### Task statement
Which lines in the records below mention the word "ruler"? Copy each one out.

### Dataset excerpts

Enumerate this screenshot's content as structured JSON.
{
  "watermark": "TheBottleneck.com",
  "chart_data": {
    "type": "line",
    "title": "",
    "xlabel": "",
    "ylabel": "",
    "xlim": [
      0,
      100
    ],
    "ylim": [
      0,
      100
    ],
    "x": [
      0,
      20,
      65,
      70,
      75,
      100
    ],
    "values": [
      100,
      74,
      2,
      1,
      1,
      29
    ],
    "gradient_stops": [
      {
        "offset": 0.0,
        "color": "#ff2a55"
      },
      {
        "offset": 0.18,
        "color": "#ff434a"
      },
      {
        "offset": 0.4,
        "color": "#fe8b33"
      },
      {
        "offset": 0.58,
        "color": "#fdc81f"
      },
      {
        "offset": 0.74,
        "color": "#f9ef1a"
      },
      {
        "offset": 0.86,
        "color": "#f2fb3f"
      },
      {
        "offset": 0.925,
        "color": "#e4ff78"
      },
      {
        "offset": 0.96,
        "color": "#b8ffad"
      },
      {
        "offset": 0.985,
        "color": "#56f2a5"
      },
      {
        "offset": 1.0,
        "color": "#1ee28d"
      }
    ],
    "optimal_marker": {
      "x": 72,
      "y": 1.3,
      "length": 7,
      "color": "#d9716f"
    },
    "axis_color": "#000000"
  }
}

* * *

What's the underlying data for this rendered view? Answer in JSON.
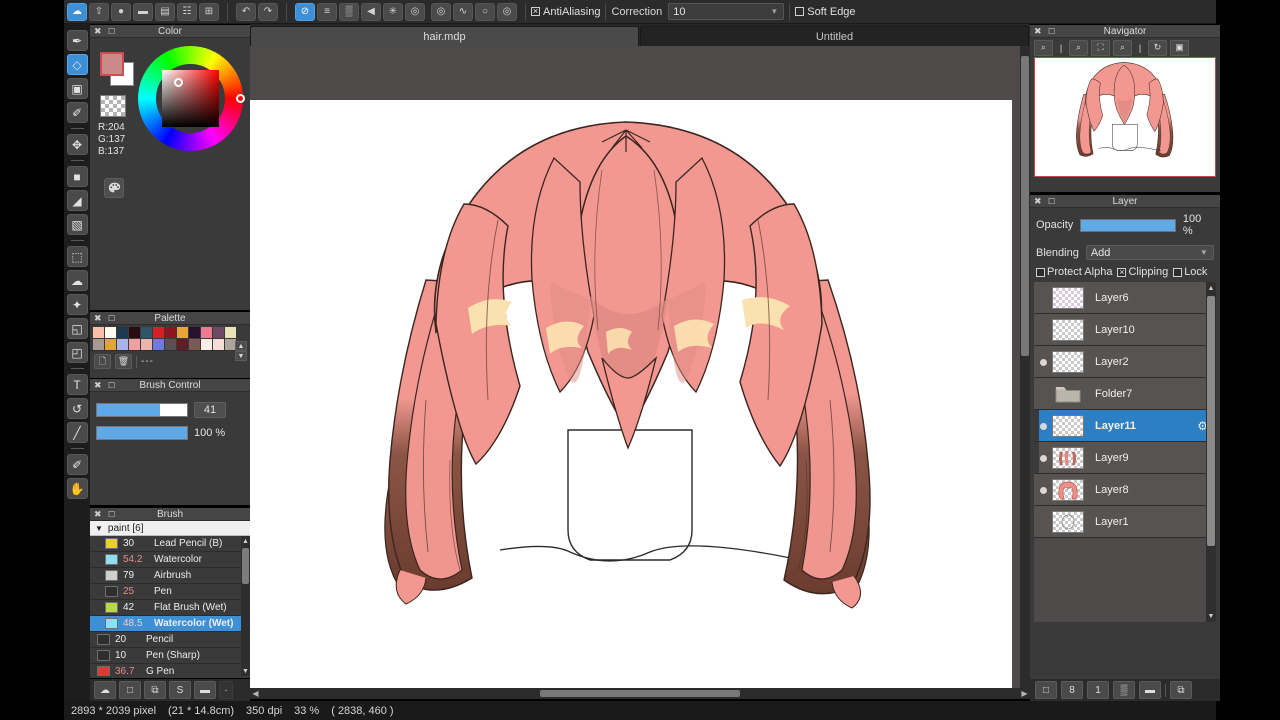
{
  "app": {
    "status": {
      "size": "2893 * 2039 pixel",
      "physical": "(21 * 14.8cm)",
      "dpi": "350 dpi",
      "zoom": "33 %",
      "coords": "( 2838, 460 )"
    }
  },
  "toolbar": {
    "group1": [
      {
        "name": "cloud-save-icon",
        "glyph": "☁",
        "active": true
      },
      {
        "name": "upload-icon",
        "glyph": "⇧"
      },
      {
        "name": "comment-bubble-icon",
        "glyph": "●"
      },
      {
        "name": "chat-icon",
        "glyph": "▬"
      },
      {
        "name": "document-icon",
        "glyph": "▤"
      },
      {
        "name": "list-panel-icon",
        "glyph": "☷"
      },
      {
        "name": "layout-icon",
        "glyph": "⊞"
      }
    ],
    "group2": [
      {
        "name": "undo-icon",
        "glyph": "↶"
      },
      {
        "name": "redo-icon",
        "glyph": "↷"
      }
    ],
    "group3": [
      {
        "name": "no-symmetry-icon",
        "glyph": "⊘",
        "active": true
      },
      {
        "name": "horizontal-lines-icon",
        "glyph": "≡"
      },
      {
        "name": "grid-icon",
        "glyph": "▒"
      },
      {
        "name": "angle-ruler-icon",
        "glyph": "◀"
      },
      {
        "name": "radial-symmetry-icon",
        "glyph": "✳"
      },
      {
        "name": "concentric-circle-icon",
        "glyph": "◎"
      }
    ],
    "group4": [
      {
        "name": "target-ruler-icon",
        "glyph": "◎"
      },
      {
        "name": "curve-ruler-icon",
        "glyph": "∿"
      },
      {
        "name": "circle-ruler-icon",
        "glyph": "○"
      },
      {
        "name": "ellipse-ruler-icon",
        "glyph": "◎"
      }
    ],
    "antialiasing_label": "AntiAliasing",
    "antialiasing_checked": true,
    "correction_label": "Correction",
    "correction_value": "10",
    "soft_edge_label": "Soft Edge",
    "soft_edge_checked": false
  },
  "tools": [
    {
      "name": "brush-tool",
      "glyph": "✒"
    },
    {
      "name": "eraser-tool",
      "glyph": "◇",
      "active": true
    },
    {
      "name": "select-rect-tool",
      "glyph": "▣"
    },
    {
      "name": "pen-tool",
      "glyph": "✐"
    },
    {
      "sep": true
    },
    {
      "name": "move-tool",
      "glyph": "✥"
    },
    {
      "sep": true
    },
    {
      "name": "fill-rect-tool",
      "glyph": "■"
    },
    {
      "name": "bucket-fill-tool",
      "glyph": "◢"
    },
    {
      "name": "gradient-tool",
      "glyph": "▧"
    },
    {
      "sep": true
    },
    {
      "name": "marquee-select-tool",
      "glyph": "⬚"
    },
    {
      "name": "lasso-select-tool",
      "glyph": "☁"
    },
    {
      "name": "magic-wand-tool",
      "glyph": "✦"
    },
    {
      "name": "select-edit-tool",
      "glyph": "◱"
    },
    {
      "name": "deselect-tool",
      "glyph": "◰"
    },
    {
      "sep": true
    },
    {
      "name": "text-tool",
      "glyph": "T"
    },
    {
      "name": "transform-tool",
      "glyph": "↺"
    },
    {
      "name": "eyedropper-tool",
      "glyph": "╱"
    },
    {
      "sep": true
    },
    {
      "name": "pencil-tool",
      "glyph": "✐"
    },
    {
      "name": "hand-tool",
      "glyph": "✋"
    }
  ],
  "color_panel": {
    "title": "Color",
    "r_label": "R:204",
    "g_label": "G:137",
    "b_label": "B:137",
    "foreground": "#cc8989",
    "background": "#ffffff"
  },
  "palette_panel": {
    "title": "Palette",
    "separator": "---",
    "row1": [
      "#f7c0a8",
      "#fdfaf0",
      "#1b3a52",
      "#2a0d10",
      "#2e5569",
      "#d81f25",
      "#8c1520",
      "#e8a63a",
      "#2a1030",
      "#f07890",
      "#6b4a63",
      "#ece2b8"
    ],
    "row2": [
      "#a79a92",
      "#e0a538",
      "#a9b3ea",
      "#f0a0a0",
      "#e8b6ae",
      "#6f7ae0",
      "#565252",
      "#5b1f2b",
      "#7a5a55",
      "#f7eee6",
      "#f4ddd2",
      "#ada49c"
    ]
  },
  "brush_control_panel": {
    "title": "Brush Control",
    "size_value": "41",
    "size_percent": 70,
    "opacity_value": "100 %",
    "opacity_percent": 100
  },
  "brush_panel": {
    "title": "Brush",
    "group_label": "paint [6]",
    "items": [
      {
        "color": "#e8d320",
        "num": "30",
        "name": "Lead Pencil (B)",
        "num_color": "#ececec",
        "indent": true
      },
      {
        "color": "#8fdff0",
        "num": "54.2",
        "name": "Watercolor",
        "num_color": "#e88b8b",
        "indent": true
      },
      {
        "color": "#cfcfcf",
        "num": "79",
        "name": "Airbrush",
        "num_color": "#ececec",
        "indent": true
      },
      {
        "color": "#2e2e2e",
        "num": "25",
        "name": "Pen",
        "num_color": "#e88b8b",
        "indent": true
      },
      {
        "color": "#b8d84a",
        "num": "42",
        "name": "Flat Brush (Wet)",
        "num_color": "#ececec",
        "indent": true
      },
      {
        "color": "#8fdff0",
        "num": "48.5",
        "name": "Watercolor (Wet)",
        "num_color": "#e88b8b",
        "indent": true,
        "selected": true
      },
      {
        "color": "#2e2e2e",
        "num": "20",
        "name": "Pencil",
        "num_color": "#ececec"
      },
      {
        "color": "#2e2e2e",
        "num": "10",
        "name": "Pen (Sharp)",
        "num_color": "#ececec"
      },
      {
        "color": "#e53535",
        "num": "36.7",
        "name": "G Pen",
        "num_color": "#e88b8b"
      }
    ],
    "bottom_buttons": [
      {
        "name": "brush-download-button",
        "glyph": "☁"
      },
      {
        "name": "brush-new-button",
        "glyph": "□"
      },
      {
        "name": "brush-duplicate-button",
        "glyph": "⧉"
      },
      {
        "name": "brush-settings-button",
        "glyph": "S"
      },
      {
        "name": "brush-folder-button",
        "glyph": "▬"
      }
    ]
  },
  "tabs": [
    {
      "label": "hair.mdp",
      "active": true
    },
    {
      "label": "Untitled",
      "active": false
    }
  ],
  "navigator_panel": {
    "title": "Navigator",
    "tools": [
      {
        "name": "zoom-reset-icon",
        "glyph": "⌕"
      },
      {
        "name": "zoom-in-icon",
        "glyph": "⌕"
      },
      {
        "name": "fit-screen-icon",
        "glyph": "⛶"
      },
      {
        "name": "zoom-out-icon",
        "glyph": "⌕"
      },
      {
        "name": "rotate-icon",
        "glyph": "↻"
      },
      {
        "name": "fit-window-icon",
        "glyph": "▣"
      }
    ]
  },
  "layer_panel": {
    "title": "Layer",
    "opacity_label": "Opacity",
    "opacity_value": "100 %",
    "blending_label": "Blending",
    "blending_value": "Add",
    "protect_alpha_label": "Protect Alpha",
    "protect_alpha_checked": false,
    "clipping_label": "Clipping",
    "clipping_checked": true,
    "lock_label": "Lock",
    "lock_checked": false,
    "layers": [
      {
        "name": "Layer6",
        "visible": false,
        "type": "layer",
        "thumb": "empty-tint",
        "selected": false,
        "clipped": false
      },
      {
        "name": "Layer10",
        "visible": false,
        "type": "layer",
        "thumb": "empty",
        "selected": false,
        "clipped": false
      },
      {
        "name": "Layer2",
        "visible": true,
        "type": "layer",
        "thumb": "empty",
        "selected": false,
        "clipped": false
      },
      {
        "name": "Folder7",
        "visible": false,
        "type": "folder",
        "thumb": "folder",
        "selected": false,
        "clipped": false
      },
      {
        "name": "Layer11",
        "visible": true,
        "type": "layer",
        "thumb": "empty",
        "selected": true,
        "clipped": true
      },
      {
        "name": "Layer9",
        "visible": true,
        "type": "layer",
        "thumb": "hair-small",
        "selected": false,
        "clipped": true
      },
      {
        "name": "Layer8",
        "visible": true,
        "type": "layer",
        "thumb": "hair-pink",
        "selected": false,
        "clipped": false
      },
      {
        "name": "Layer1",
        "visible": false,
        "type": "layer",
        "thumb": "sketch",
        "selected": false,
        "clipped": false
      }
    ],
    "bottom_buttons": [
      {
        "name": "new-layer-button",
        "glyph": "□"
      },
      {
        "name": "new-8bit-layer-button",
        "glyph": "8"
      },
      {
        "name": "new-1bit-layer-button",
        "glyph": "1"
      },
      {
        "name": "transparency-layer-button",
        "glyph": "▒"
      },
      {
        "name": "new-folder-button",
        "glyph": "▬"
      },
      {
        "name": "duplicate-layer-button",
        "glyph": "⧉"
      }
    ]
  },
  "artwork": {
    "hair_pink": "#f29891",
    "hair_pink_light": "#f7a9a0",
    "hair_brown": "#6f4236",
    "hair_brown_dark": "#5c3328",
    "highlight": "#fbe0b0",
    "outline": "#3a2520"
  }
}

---

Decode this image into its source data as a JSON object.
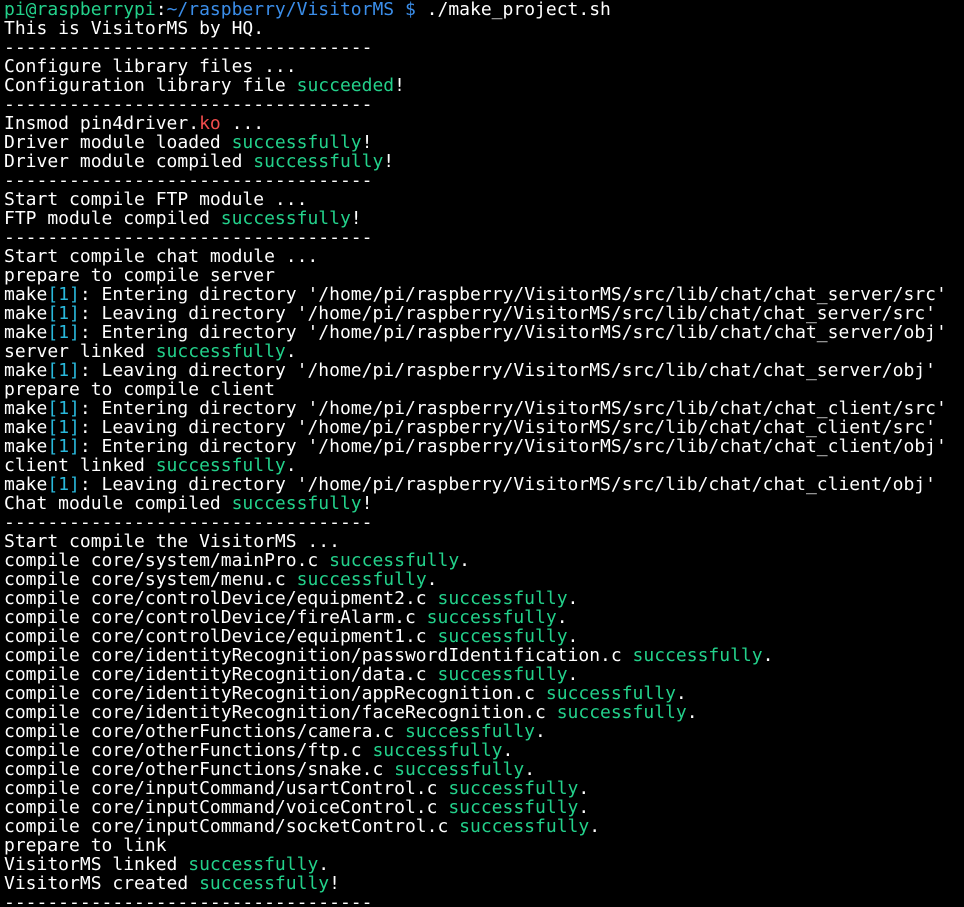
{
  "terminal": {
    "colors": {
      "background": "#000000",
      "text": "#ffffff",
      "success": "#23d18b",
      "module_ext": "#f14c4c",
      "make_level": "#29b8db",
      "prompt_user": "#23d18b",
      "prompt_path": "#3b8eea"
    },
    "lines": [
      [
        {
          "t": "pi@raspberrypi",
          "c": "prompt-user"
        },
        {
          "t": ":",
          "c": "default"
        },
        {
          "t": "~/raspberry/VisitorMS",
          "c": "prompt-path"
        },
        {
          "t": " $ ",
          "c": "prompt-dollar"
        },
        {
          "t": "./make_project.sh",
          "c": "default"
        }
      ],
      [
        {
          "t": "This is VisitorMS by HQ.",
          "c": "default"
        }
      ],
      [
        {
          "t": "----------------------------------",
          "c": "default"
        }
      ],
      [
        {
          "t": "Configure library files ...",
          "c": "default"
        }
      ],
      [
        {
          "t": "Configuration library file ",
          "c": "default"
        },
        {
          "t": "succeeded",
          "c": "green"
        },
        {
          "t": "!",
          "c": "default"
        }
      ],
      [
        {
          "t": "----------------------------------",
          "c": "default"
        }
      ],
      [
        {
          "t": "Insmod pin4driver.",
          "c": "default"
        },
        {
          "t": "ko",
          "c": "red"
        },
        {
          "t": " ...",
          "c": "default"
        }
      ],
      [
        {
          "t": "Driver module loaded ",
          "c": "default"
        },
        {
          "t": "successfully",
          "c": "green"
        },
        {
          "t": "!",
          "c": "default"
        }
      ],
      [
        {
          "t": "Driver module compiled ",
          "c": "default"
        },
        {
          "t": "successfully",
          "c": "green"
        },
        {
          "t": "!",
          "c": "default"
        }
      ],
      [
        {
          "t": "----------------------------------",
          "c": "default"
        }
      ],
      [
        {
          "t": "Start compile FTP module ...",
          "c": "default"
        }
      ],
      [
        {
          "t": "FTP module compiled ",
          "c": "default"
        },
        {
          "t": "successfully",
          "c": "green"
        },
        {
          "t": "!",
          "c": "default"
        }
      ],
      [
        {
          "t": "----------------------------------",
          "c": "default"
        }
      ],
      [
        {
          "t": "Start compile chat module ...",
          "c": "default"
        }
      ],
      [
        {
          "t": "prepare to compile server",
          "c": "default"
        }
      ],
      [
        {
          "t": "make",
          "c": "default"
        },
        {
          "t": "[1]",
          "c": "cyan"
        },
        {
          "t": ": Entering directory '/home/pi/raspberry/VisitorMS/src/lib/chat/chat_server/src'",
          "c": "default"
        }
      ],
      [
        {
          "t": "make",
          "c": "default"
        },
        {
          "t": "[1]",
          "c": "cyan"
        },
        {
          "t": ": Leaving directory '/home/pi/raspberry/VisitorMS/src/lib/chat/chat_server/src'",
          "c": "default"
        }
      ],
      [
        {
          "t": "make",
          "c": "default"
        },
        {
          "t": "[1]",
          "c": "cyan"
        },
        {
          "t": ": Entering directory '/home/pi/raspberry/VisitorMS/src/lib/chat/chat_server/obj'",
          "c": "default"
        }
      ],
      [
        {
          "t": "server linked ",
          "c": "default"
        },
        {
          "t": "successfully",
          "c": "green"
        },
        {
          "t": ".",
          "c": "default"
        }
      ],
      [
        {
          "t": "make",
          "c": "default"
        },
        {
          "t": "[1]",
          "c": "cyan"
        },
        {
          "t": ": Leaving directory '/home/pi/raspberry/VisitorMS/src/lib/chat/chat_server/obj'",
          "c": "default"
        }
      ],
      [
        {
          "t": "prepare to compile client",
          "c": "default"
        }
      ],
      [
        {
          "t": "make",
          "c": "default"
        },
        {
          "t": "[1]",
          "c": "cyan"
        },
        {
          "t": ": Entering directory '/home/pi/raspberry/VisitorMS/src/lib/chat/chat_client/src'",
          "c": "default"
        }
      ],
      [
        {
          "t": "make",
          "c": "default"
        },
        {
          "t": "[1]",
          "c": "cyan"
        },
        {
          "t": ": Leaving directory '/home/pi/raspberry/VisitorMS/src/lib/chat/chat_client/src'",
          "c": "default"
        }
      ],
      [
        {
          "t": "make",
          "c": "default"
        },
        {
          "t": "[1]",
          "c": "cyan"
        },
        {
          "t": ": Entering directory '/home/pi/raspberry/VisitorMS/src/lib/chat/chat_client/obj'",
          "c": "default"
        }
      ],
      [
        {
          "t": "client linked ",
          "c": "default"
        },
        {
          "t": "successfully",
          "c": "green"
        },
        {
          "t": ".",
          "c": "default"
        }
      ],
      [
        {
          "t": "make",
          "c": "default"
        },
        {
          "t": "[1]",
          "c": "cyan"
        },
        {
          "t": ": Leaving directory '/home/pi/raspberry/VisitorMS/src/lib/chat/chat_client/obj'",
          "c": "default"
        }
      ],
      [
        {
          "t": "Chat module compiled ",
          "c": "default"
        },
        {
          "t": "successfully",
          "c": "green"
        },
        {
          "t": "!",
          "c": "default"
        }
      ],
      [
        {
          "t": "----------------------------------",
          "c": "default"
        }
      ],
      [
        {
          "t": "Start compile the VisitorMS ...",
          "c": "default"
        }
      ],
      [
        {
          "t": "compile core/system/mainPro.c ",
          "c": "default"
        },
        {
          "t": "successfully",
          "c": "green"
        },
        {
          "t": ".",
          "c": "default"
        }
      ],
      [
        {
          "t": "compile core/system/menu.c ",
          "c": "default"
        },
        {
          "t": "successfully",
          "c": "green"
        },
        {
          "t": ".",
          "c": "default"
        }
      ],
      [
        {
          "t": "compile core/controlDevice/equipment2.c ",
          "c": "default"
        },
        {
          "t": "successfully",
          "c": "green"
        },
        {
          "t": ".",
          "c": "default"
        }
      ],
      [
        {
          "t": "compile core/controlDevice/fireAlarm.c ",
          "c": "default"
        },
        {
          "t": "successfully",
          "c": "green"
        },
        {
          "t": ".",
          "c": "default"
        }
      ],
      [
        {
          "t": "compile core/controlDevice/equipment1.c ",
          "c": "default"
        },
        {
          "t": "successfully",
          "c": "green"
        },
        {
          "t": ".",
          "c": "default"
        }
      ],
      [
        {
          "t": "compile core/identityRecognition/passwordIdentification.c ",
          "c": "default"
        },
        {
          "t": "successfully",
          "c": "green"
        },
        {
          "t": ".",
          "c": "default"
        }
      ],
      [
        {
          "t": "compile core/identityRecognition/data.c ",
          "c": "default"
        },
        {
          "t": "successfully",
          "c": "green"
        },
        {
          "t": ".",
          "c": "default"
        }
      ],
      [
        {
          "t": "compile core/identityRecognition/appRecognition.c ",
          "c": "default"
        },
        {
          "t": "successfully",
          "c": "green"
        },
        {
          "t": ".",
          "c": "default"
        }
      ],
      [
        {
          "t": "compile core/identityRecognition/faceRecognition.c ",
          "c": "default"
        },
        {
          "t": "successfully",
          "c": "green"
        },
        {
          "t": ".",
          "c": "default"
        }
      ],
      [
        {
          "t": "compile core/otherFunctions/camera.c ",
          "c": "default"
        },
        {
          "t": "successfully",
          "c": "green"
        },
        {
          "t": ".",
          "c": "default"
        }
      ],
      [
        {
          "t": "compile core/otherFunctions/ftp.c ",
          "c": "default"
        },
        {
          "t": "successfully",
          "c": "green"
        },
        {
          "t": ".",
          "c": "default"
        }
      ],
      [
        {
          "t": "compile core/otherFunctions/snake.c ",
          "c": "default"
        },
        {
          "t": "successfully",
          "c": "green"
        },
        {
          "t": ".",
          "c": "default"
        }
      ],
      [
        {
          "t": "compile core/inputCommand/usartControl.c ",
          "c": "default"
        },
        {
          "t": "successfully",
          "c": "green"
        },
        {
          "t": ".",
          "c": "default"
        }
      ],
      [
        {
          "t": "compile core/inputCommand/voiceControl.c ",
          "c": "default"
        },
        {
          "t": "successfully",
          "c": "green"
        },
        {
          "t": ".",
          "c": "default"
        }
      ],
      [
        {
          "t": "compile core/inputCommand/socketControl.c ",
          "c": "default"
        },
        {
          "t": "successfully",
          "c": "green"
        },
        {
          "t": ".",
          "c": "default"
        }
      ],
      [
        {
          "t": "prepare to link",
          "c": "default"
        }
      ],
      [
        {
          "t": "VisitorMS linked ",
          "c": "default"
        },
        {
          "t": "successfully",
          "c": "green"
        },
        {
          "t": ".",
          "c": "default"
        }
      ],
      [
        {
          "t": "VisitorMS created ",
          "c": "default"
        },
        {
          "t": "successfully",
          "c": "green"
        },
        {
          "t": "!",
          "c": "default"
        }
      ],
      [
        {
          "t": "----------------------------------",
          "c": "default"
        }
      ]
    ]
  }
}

### Output for this exercise
        "name": "angle-ruler-icon",
        "name": "target-ruler-icon",
        "name": "curve-ruler-icon",
        "name": "circle-ruler-icon",
        "name": "ellipse-ruler-icon",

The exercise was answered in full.